Boeckmann has served as a graphic designer and marketing lead for Dickey Bub since August of 2012 and is astonished by the reality of the flooding.
“It's been an emotional couple days. I work so closely with the owners of the business and feel like I'm part of their extended family,” Boeckmann said. “I hate to see this happen to their business which they’ve worked so hard to make a success.”
This week’s flooding is widely comparable to the historic floods of 1982 and 1993. Water levels in Union reached six inches higher than 1982’s record of 33.8 feet, with the Bourbeuse River cresting at 34.3 feet on Wednesday.
Flooding also affected areas to the east of Washington, including Pacific, Eureka, Fenton and further into St. Louis. A majority of the city of Pacific was flooded as of Wednesday afternoon, and the campus of Eureka High School was surrounded by water as well.
“My family and I were on our way home from my grandma’s house in Fenton on Interstate 44 by Antire Hill when police cars were stopping traffic,” WHS senior Mekenna Wieda said. “Then we got to the front and traffic was stopped because of flooding and we had to drive through it.”
According to the Automobile Association at www.theaa.com, flooding is a natural killer that can appear at any time. Drivers should remain cautious when traveling in dangerous conditions and are urged to avoid passing through bodies of water. Cars can easily be swept away by more than six inches of water, and roads may not be safe due to the weight and wear of the water on the pavement.
“I’m really glad we had driven my Jeep that day so our car sat up higher, and we could drive over the water,” Wieda said. “The flooding also affects my parents' business since there is a creek right next to their building in Dutzow. So it’s stressful hoping the water doesn’t reach the building.”
The flooding has created stress for business owners and residents in Franklin County, as well as loss.

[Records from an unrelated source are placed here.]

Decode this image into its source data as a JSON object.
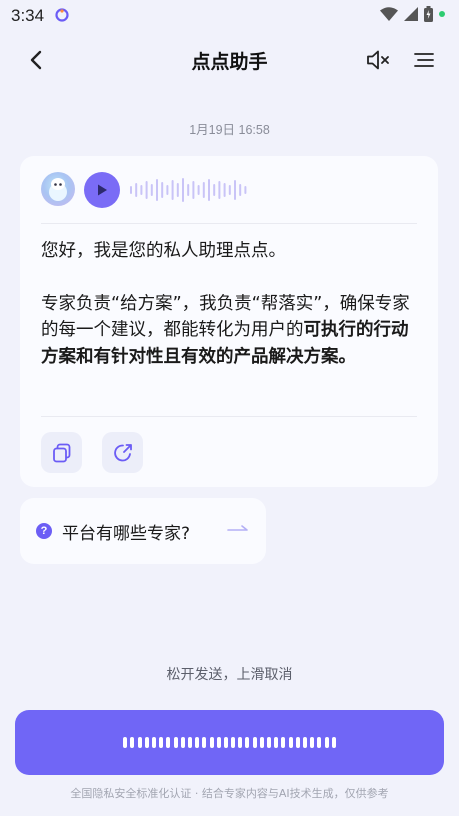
{
  "status_bar": {
    "time": "3:34"
  },
  "nav": {
    "title": "点点助手"
  },
  "chat": {
    "timestamp": "1月19日 16:58",
    "message": {
      "line1": "您好，我是您的私人助理点点。",
      "line2_plain": "专家负责“给方案”，我负责“帮落实”，确保专家的每一个建议，都能转化为用户的",
      "line2_bold": "可执行的行动方案和有针对性且有效的产品解决方案。"
    }
  },
  "suggestion": {
    "text": "平台有哪些专家?"
  },
  "voice": {
    "release_hint": "松开发送，上滑取消"
  },
  "footer": {
    "text": "全国隐私安全标准化认证 · 结合专家内容与AI技术生成，仅供参考"
  },
  "colors": {
    "accent": "#7066f6",
    "background": "#f1f2fb",
    "card": "#fafbff"
  },
  "icons": [
    "back-arrow-icon",
    "mute-icon",
    "menu-icon",
    "play-icon",
    "copy-icon",
    "share-icon",
    "question-icon",
    "arrow-right-icon"
  ]
}
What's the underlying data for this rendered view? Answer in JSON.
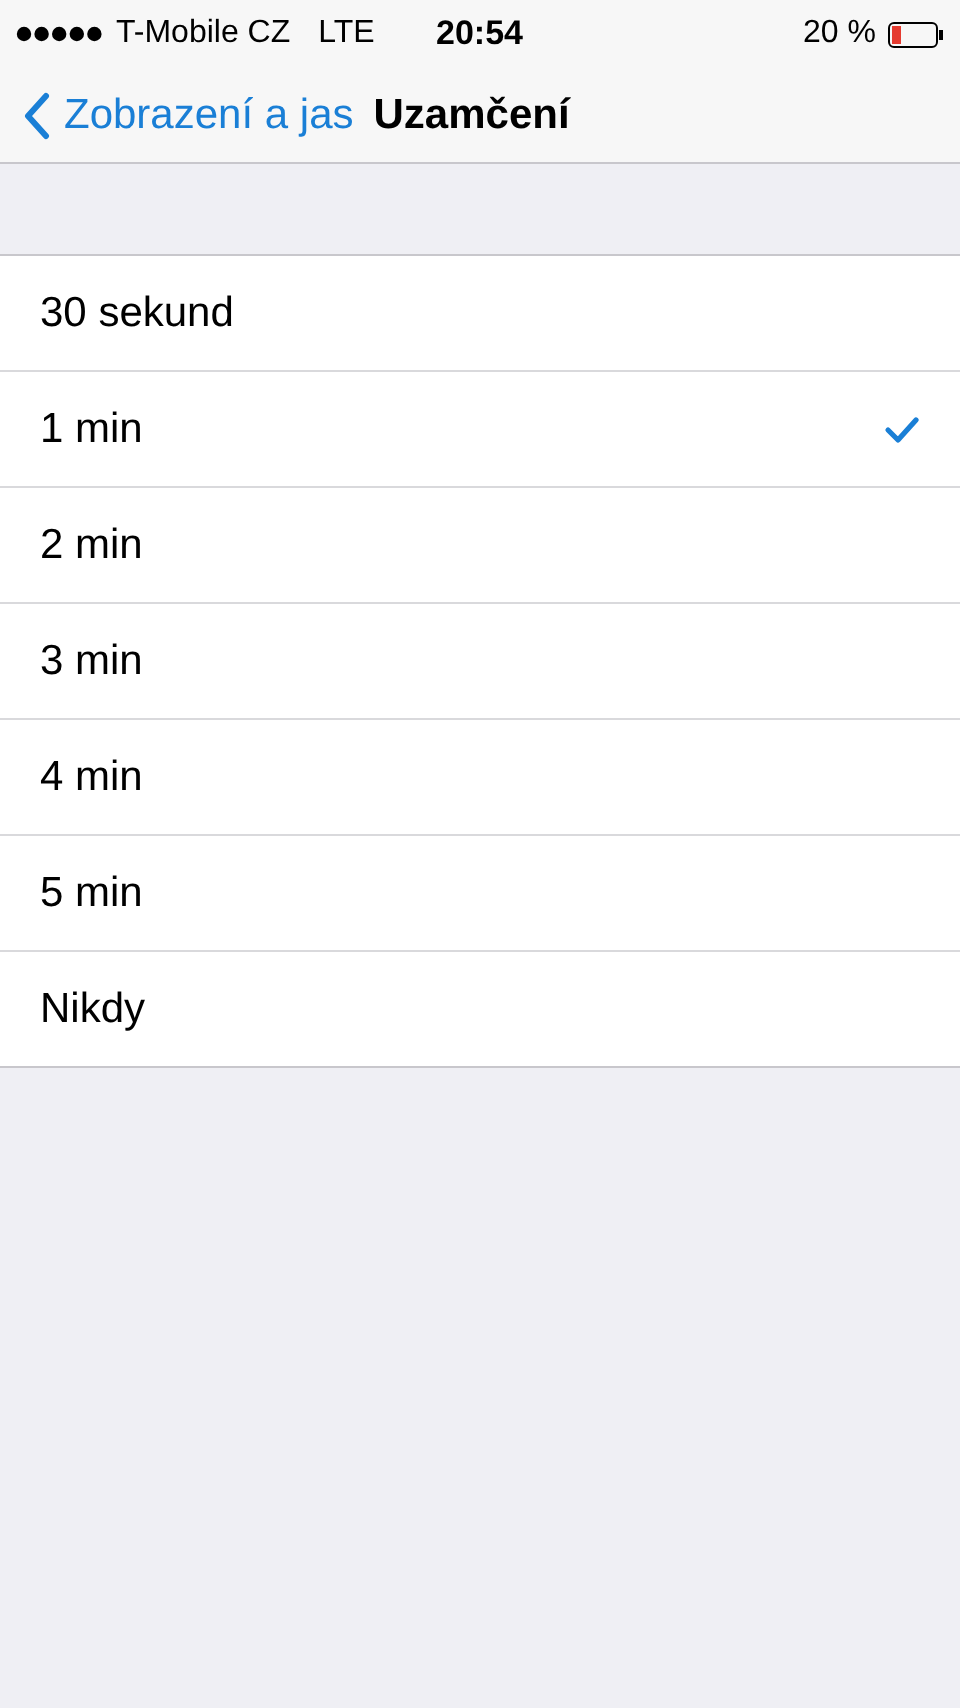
{
  "status_bar": {
    "carrier": "T-Mobile CZ",
    "network": "LTE",
    "time": "20:54",
    "battery": "20 %"
  },
  "nav": {
    "back": "Zobrazení a jas",
    "title": "Uzamčení"
  },
  "options": [
    {
      "label": "30 sekund",
      "selected": false
    },
    {
      "label": "1 min",
      "selected": true
    },
    {
      "label": "2 min",
      "selected": false
    },
    {
      "label": "3 min",
      "selected": false
    },
    {
      "label": "4 min",
      "selected": false
    },
    {
      "label": "5 min",
      "selected": false
    },
    {
      "label": "Nikdy",
      "selected": false
    }
  ]
}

“My dad owns land and clubhouses on the Bourbeuse River, and two of the clubhouses have floated away due to this flood,” 2007 WHS Alumni Stacey Schroeder said. “We never imagined the water getting as high as it did, but it is the second time in my dad’s lifetime that it has been near this level.”
In a time of need and tragedy, community members support one another through generosity and volunteer work like sandbagging. Residents have widely spread news updates and kind words via social media.
Upon seeing the impact of the flood on her neighbors, 2014 WHS Alumni Alex Veilleux took to Facebook to offer her assistance.
On December 29 she posted, “If anyone needs help with anything and is being personally affected by the flood, don’t be afraid to reach out to me and ask for help. Whether you need help moving, money, or a place to stay. Just say the word and I got you.”
In effort to support the flood victims, the City of Union was overwhelmed with donations. As of Wednesday afternoon, city officials encouraged people to donate their items to harder hit areas such as Pacific, Valley Park and Eureka. The Four Rivers Area YMCA in Washington has opened its doors to victims of the flooding to utilize their showers and locker rooms as well. Grace's Place Crisis Nursery is also available for children during the day.
Water levels in and near our school district are expected to decrease over the following week after Wednesday evening’s crest, but residents are urged to proceed with caution and follow the National Weather Service’s slogan: “Turn around, don’t drown.”